The Last Custodian chronicles a fascinating ancient legend. There is a mysterious treasure, an eternal and timeless object that has enthralled many for aeons. It is believed that the timeless treasure was extremely powerful and magical. This magical object was fashioned on a moonlit night aeons ago by the hands of ancient elvish pixies. This powerful magical object is the everlasting Eternal Leaves. The Last Custodian tells the story of a greedy fiend who aims to possess the Eternal Leaves, thereby seeking its powers, and how he is deceived in a quest to safeguard the timeless treasure from his vile clutches. A story of greed, deception, magic and valiant courage, The Last Custodian is an imaginatively woven narrative that celebrates courage in the face of danger, loyalty and the redeeming power of forgiveness.

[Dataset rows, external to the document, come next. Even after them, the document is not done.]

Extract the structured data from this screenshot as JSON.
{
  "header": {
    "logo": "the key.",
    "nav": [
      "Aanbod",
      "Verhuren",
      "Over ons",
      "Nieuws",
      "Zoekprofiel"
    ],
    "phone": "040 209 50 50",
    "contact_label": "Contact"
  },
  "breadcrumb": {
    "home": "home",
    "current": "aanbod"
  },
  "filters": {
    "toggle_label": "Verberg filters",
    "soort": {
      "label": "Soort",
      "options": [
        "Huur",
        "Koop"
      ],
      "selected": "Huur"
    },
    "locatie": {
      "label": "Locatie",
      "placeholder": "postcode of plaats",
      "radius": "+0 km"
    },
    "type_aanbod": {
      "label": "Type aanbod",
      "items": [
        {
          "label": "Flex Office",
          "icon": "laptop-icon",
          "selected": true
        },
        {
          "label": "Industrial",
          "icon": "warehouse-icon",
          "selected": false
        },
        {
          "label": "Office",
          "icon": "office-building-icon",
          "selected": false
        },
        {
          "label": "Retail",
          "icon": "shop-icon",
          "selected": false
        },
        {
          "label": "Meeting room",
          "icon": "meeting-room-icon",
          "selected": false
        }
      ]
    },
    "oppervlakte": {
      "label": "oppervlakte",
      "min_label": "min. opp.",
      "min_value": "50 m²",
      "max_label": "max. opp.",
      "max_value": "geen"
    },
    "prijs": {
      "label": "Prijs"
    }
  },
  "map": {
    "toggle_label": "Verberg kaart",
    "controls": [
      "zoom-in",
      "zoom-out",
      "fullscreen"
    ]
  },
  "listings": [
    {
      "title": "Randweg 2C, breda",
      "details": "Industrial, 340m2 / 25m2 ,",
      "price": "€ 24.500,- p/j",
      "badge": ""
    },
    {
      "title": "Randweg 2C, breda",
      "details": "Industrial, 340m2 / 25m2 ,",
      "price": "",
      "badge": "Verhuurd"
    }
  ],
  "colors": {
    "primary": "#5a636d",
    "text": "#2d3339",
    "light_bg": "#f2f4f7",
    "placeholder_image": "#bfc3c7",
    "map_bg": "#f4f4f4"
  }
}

Years ago, on a high school campus, built in the middle of a cornfield, a conversation transpired one day between two employees. After sharing a humorous moment, a suggestion was proposed by a secretary to record events occurring in the high school and middle school for nostalgic purposes. I thought it was an exceptional idea, but I decided to take it to the next level. I created a log book which provided the incentive for the manuscript. The wheels were set in motion. A multitude of drafts later, “A School Custodian’s Dilemma” was born.